▸ **YOUR OBJECTIVE**
Your answer must be every line of the data below that holds the string "duration", copied exactly.

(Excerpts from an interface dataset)
★ ★ ★ ★

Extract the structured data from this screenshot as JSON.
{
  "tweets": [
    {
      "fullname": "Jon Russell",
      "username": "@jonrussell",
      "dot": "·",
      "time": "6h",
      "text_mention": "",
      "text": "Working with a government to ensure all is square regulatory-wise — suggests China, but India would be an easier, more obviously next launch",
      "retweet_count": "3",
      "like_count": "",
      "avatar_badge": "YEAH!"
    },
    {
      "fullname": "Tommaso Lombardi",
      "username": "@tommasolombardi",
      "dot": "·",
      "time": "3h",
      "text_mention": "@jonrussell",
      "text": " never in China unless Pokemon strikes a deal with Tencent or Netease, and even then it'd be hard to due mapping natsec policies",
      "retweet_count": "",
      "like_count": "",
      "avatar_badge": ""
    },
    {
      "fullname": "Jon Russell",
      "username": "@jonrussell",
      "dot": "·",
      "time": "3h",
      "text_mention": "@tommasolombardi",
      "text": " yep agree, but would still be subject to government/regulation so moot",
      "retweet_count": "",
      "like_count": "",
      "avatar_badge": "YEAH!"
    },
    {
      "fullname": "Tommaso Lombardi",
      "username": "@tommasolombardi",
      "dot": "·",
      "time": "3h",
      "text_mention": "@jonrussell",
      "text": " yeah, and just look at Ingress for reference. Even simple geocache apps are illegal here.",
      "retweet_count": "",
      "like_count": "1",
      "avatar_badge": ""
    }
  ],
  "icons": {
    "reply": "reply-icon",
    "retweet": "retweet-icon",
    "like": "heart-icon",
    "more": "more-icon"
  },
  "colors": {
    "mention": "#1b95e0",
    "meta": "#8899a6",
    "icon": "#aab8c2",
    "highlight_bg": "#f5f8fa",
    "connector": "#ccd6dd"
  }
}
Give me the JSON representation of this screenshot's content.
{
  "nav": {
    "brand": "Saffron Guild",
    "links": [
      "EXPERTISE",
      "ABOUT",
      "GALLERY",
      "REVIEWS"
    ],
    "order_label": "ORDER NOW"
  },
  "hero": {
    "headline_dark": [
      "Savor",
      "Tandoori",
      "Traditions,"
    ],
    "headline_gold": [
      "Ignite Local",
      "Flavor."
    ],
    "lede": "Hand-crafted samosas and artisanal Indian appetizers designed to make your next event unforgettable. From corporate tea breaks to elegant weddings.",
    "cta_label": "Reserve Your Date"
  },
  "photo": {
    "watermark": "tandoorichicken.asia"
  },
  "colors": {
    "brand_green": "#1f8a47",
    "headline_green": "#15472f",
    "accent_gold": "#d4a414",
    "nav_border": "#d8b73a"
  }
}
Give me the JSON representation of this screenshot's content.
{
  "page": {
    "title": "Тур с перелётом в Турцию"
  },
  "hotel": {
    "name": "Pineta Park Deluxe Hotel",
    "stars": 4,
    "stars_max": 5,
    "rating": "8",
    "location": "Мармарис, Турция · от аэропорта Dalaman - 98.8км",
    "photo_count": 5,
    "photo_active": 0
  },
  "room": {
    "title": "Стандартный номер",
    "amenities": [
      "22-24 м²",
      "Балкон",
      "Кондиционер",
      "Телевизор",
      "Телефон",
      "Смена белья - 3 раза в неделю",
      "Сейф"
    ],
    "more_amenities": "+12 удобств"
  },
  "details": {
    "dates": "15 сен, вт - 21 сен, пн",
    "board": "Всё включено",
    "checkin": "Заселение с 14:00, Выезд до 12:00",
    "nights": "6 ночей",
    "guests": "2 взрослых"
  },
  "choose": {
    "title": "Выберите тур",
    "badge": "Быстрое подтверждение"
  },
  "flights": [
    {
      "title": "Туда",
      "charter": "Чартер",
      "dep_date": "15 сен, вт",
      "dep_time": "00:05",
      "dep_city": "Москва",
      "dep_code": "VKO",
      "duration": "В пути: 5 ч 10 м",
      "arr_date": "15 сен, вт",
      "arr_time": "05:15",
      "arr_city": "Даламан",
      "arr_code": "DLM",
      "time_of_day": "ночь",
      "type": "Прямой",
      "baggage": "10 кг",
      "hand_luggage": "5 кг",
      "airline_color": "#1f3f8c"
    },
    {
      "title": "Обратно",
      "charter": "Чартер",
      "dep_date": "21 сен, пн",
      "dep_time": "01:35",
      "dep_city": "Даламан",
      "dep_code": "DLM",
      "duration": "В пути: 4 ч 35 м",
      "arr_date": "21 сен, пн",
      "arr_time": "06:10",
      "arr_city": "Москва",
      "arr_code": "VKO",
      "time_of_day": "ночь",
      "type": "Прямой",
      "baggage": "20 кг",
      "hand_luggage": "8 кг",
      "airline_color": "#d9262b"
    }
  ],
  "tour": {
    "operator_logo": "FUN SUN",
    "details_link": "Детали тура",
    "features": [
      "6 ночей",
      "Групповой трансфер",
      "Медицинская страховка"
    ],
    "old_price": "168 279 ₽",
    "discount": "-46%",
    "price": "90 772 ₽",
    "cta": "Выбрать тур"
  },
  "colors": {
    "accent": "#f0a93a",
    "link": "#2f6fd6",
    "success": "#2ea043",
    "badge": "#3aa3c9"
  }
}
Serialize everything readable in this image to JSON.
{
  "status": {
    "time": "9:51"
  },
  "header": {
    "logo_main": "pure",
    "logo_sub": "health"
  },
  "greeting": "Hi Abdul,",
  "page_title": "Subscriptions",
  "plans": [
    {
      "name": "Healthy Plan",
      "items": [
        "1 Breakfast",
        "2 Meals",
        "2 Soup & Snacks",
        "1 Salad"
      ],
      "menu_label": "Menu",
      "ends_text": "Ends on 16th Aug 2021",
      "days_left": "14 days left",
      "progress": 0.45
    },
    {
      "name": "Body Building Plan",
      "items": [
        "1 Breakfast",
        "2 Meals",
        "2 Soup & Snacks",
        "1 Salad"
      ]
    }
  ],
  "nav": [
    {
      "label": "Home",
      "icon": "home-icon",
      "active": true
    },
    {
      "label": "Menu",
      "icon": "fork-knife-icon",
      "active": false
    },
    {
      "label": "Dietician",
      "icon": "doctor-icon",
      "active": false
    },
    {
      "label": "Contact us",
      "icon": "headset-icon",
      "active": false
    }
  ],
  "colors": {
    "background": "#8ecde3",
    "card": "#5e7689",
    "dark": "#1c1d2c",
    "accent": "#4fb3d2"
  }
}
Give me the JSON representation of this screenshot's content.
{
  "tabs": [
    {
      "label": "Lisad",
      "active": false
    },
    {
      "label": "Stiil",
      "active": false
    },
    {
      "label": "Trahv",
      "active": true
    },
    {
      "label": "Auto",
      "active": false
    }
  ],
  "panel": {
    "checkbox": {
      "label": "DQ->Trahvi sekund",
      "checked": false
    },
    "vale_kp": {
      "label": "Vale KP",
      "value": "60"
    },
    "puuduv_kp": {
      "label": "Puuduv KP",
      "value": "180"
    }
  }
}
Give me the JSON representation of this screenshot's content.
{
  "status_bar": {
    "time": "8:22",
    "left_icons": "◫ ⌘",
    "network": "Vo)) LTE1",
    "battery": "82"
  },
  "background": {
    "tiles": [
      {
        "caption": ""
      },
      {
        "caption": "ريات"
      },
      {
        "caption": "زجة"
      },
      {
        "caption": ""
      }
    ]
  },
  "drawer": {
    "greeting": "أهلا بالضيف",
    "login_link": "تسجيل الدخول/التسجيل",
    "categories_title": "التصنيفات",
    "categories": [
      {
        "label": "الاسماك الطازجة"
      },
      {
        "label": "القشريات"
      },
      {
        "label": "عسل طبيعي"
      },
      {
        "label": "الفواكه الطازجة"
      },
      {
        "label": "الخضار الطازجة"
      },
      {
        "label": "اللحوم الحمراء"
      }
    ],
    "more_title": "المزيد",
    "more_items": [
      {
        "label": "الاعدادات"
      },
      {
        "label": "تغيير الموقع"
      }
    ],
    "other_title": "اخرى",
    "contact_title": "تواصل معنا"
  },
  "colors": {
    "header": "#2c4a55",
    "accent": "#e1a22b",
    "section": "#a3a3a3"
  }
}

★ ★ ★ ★

▸ **TASK SOLUTION**
      "duration": "В пути: 5 ч 10 м",
      "duration": "В пути: 4 ч 35 м",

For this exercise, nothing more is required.